November 2019 marks the 30th anniversary of the fall of the Berlin Wall. For those who grew up in the Cold War era, with the wall’s presence a constant reminder of the political divide, it’s hard to believe it has now been gone longer than it was up. American Airlines offers new seasonal direct flights from Philadelphia to Berlin, providing an excellent opportunity to visit this vibrant city, full of art and culture — and rich with a complicated history.
During the “wall years,” Berlin was divided, and a visit today can still resemble a tale of two cities. An increase in Ostalgie — remembrances of what life was like in East Germany — have made Cold War sights immensely popular. Skip Checkpoint Charlie, the famous Cold War crossing point; busloads of tourists make it a crowded and Disneyesque experience. Instead, check out the DDR Museum that covers daily life in East Germany and the Trabi Museum, devoted to the oft-maligned, but now beloved, East German Trabant car that was abandoned by the millions with the end of communism.
But there’s much more to Berlin than Cold War memorabilia. The city is also an excellent value when compared with other European capitals. During our recent visit, we found Berlin’s culinary scene to be so international that it can rival London’s or New York’s, with much lower prices. During a food tour with Bite Berlin we learned that labor shortages during the Cold War — on both sides of the wall — brought in workers from Turkey (in the west) and North Vietnam (in the east). The result today is a thriving food community from both cultures. Döner kebabs and banh mi are as prevalent (and delicious) as the city’s famed currywurst and buttered pretzels (which should be offered at Wawa!). Afterward, it seemed fitting to view an exhibit on the history of food photography at C+O Berlin, one of the city’s seemingly endless supply of art museums.
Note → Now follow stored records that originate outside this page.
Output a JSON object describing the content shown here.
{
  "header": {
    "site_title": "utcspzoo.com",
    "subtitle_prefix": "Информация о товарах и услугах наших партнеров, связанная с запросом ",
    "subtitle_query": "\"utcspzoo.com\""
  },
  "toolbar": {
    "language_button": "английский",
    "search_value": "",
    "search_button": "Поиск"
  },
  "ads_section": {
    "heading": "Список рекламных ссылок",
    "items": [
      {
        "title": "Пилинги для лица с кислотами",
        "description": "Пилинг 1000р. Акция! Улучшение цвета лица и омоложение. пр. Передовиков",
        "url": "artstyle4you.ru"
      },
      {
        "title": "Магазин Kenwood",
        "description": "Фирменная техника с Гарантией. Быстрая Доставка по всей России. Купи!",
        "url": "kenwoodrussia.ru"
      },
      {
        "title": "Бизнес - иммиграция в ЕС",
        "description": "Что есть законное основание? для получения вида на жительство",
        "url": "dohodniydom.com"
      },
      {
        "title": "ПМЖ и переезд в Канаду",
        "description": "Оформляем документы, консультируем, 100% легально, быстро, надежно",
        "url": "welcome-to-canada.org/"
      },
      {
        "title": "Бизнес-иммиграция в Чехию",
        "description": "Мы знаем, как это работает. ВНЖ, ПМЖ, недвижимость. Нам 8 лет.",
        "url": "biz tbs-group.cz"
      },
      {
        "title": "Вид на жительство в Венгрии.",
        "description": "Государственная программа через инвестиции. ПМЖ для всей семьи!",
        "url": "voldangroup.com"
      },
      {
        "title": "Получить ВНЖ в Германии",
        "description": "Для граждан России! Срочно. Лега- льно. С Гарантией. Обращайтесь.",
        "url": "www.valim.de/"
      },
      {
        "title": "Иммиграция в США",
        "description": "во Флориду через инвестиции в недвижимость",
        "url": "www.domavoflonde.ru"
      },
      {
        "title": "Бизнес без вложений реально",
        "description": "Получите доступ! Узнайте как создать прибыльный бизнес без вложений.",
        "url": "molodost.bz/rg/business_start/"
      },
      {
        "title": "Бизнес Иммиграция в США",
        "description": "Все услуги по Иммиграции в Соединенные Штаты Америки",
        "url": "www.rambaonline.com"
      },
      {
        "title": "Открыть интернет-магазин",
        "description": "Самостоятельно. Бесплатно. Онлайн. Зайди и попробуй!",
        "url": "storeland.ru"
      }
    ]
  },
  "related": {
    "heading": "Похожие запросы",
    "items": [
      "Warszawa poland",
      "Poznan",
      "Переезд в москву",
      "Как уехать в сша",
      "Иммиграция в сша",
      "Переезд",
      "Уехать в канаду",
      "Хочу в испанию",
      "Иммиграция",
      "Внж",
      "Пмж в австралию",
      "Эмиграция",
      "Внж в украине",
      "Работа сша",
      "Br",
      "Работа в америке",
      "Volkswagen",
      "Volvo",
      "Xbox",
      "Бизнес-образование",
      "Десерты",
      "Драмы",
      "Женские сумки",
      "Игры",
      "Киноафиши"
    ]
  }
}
Although the city is modern and looking forward, it still acknowledges its tortured past. One of the newest, and most sobering, museums is the Berlin Story Bunker, located deep in a dank five-story concrete World War II air raid shelter. The exhibit titled “Hitler-How it Could Happen” traces the chilling history of how one man seduced a nation with his extraordinary power of swaying crowds to his will. Placards, photos, and an audio narrative recreate the atmosphere in Germany that led to the height of Nazi power and eventual destruction. The Cold War and Berlin Wall were not created in a vacuum and this museum documents what led to such unsettling times.
We used a Berlin WelcomeCard during our visit; the pass provides access to the city’s extensive public transit system, as well as discounts to museums and attractions, and is an excellent value. Order it online prior to your departure, then pick it up using a printed voucher at the airport upon arrival — it will then cover your transit into the city center.
P.S. Did we mention there’s a David Hasselhoff Museum? That alone should pique any visitor’s curiosity.